(Exercise data):
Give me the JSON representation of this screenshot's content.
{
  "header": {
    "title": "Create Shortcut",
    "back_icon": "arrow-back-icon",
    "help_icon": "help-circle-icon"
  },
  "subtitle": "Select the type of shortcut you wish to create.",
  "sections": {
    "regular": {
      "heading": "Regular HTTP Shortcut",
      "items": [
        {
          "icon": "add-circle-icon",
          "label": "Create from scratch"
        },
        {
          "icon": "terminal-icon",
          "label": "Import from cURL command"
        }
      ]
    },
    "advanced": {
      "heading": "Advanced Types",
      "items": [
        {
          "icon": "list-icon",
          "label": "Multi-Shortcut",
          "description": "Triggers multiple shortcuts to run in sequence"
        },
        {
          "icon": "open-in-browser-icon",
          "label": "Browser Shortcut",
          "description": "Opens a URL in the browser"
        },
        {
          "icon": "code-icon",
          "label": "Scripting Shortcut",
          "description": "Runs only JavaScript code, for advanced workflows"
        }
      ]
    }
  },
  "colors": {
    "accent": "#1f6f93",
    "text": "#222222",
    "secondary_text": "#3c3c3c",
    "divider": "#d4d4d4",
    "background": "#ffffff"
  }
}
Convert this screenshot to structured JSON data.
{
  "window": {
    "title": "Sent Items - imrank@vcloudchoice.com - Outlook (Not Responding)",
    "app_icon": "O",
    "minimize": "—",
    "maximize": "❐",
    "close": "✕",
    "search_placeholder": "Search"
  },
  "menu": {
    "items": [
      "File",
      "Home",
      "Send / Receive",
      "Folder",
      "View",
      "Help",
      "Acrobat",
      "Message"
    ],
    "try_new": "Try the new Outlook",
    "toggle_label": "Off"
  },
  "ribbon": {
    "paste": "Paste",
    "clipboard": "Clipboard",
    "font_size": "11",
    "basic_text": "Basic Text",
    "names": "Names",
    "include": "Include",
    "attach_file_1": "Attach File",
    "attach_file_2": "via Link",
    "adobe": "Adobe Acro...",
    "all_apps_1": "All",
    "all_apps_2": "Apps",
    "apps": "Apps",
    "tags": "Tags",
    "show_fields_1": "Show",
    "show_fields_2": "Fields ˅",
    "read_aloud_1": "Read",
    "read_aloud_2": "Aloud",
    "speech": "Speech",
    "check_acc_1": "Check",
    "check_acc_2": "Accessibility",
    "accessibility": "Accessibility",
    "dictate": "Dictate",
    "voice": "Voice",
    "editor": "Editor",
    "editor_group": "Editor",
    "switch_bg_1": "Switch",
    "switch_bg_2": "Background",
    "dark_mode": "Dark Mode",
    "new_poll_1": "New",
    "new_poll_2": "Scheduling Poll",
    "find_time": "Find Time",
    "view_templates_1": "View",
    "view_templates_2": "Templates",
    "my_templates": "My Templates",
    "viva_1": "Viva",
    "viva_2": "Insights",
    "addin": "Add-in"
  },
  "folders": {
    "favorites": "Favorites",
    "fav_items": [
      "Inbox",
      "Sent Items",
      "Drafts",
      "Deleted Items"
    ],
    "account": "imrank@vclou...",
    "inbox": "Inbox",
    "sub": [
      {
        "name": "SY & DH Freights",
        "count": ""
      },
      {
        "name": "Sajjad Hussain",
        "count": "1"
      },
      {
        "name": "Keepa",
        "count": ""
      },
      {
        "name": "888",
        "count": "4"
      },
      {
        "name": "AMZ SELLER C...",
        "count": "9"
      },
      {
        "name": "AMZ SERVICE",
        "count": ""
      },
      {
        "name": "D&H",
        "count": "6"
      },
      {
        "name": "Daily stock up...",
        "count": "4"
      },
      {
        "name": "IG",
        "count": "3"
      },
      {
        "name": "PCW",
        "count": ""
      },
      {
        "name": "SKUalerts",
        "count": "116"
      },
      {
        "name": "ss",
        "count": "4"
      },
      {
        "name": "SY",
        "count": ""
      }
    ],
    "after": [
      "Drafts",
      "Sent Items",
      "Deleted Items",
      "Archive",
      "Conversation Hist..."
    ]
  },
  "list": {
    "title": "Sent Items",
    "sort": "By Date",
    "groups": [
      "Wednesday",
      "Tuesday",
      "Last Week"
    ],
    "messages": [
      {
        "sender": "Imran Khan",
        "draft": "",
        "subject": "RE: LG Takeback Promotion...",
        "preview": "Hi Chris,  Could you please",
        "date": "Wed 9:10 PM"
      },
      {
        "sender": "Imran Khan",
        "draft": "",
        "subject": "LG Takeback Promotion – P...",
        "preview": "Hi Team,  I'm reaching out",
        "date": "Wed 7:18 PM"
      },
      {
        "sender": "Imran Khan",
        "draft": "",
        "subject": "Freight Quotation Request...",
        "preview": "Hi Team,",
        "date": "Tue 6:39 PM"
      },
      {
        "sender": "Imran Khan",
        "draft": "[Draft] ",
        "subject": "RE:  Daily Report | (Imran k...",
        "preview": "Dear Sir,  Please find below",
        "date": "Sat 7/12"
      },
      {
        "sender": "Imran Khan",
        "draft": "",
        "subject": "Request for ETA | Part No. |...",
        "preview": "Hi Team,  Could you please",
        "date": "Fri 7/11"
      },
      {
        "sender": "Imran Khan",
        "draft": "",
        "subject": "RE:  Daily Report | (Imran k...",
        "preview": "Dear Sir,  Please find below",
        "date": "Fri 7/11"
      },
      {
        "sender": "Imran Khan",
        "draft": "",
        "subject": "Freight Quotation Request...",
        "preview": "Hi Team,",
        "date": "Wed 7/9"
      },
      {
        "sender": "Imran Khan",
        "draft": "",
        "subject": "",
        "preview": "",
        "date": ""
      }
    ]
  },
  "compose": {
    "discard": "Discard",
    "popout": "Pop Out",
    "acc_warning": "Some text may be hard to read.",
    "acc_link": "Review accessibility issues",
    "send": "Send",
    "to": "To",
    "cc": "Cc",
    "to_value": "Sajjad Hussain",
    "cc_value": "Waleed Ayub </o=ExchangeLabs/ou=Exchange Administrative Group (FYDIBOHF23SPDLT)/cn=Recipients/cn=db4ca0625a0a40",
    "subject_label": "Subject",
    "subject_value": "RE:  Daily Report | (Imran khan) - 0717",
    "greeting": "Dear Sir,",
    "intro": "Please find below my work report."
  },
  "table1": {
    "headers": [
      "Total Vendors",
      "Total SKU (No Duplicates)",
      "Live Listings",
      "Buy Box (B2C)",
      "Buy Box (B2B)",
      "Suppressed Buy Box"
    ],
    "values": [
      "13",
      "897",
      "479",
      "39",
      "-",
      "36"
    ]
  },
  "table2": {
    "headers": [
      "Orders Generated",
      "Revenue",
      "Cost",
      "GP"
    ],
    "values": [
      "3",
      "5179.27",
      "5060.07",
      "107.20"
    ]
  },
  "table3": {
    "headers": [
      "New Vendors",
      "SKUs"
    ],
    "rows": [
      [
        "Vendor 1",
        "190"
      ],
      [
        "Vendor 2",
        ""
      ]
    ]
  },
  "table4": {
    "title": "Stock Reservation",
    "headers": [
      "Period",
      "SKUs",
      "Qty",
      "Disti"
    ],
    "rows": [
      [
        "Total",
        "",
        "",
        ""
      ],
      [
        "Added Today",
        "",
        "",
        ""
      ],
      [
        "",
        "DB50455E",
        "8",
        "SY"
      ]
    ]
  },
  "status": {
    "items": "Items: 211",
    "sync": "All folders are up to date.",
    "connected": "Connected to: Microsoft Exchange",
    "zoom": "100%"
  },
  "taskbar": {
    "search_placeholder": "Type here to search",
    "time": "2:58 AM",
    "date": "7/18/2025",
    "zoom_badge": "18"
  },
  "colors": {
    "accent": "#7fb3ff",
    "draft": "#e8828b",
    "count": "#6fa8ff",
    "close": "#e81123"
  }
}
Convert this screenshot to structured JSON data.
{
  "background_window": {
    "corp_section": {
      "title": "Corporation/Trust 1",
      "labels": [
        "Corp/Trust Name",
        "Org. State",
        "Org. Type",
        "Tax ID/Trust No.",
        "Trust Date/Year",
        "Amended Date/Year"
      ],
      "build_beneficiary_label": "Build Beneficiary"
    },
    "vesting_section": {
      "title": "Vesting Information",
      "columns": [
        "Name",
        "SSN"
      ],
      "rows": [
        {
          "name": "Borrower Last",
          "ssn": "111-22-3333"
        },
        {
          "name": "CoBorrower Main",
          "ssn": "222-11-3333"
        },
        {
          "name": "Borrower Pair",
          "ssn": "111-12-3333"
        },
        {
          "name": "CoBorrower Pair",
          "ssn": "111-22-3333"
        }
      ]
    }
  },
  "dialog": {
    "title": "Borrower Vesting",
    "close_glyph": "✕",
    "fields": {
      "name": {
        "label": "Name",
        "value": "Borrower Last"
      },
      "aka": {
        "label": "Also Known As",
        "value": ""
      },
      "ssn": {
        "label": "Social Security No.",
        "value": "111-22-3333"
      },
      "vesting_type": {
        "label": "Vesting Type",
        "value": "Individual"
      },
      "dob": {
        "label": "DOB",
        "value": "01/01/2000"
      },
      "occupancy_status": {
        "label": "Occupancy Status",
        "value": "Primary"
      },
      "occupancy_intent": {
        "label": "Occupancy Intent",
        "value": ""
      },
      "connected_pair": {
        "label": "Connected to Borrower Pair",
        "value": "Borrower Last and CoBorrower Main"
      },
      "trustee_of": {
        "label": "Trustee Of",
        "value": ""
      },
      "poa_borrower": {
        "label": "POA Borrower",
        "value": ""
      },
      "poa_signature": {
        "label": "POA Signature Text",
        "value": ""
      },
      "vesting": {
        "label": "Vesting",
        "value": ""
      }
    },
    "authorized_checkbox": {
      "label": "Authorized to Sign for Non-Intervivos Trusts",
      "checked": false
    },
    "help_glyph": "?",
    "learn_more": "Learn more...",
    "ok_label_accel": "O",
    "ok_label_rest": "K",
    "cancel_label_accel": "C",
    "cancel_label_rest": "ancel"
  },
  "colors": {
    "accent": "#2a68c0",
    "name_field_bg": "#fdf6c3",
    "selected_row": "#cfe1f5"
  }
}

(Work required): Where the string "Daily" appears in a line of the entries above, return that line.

(Response):
        "name": "Daily stock up...",
        "subject": "RE:  Daily Report | (Imran k...",
        "subject": "RE:  Daily Report | (Imran k...",
    "subject_value": "RE:  Daily Report | (Imran khan) - 0717",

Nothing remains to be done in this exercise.